However, despite the bill's unpopularity, the US law-making system makes it easy for Democrats to block repeal attempts. More importantly, rhetoric aside, most politicians accept that there is a need to curb healthcare costs. Mitt Romney, the probable Republican nominee, passed a similar law when he was governor of Massachusetts. So even if the Republicans were able to regain the White House, and win both parts of Congress, they would only make minor changes to Obamacare'.

Supreme Court

However, the law has been challenged in the US courts. Its opponents argue that forcing people to buy healthcare violates the US Constitution because it gives the government too much power.

Initially, most experts thought that the case would be quickly dismissed. And indeed, lower courts ruled that it was invalid. But it eventually reached the US Supreme Court. And after those arguing the law's case did badly in oral arguments, most experts now think that there is a good chance that the mandate, or even the entire law (though this is much less likely) could be struck down.

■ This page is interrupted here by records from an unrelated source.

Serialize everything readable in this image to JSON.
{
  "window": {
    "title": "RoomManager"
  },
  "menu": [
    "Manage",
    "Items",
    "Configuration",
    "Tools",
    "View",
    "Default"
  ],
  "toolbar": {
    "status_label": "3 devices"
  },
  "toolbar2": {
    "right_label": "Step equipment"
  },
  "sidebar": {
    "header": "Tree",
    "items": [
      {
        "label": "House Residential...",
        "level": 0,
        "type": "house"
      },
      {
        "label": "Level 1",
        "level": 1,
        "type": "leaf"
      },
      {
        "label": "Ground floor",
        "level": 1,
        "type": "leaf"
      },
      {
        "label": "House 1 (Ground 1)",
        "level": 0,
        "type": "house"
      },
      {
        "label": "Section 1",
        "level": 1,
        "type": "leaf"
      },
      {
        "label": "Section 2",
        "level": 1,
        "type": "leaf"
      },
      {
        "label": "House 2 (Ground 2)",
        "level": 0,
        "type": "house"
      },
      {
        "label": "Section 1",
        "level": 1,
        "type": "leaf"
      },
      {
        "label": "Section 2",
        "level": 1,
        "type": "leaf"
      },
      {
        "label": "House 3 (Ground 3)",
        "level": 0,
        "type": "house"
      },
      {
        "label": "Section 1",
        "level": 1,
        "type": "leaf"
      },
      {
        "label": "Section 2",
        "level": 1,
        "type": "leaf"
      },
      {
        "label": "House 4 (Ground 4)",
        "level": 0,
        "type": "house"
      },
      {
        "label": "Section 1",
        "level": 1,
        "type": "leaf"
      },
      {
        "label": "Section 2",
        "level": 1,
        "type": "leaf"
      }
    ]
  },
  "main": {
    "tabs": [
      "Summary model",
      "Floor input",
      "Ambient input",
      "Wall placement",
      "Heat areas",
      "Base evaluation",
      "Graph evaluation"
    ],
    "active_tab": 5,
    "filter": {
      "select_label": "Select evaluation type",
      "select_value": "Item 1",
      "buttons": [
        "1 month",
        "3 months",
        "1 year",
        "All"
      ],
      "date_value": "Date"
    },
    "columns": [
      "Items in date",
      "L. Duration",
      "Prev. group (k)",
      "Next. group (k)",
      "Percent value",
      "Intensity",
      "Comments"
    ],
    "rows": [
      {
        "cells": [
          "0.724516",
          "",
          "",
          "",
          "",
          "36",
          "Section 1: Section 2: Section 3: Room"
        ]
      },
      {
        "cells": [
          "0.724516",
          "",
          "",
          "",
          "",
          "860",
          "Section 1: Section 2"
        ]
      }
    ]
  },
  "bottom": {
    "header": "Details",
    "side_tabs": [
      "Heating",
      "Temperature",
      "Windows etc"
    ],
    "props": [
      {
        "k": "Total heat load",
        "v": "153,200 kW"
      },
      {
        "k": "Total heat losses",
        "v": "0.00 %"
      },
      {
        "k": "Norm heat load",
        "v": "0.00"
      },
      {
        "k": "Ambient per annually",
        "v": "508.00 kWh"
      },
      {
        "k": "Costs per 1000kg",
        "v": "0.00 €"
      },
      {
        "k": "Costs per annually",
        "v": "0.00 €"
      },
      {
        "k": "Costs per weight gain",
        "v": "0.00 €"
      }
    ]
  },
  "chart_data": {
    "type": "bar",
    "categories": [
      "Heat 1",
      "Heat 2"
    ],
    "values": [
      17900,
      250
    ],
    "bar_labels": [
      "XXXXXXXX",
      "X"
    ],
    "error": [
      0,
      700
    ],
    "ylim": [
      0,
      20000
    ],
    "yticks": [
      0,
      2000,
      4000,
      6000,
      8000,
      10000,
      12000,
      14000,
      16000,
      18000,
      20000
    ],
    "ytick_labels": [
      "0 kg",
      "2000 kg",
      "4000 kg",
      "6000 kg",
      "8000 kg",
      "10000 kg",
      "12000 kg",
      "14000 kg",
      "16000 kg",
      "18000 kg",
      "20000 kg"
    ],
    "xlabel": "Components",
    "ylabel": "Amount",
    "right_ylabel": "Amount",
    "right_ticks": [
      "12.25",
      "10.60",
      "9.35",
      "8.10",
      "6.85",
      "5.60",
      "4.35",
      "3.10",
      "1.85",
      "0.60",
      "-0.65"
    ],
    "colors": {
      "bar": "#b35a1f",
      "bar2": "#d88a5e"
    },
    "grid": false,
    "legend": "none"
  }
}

The Supreme Court is split between left and right, with the inconstant Anthony Kennedy widely viewed as the swing vote on the nine-judge panel. Justin Gundlach, an associate at the top Washington DC law firm Crowell & Moring LLP, thinks that "no one knows how this will play out, and by no one, I mean even Justice Kennedy (probably) hasn't decided". Experts agree that if the mandate - forcing people to buy health insurance - were outlawed, this would push costs up, killing the system.

Implications for healthcare and pharma

The end of the mandate and by implication the ACA would move the situation back to where it was two years ago. 'Single-payer' (like the NHS) is one possible solution, as it doesn't involve a mandate. But this is very unlikely to be taken up in the US, so the reality is that healthcare costs will continue to spiral.

This is bad news for US taxpayers. But it could be very good for pharma and healthcare stocks. One way to get broad exposure to this sector is through the US Health Care Sector ETF (LSE: XLVS). This fund tracks the S&P Select Sector Capped 20% Health Care TR (Net) index though the largest holdings are in global drug companies such as Pfizer.

However, one US health insurer that we particularly like is Cigna Corp (NYSE: CI), which is trading at aprice/earnings (p/e)ratio of around ten. It has successfully restructured its prices to anticipate the extra costs of the reforms, so even if the ACA is upheld, there is little downside risk.

While the drug industry is becoming increasingly global, Israel's Teva Pharmaceutical (Nasdaq: TEVA) gets half its sales from North America, yet its p/e ratio of 14.5 is below that of most of the US-focused companies. It has a diversified drug portfolio, with a sideline in generic drugs (drugs whose patents have expired), which should reduce the downside risk if 'Obamacare' survives.

Another interesting play is to consider companies involved in developing new medical technology. If the chances of fixing US healthcare through reform go down the drain, then interest will turn to other potential fixes.

My colleague Tom Bulford has tipped several companies, which are producing potential "game changers" in terms of technology. Tom's biotech newsletter, Red Hot Biotech Alert, is currently closed to new subscribers, but you can stillsign up for his free email Penny Sleuth.

Dr Matthew Partridge

Matthew graduated from the University of Durham in 2004; he then gained an MSc, followed by a PhD at the London School of Economics.

He has previously written for a wide range of publications, including the Guardian and the Economist, and also helped to run a newsletter on terrorism. He has spent time at Lehman Brothers, Citigroup and the consultancy Lombard Street Research.

Matthew is the author of Superinvestors: Lessons from the greatest investors in history, published by Harriman House, which has been translated into several languages. His second book, Investing Explained: The Accessible Guide to Building an Investment Portfolio, is published by Kogan Page.

As senior writer, he writes the shares and politics & economics pages, as well as weekly Blowing It and Great Frauds in History columns He also writes a fortnightly reviews page and trading tips, as well as regular cover stories and multi-page investment focus features.

Follow Matthew on Twitter: @DrMatthewPartri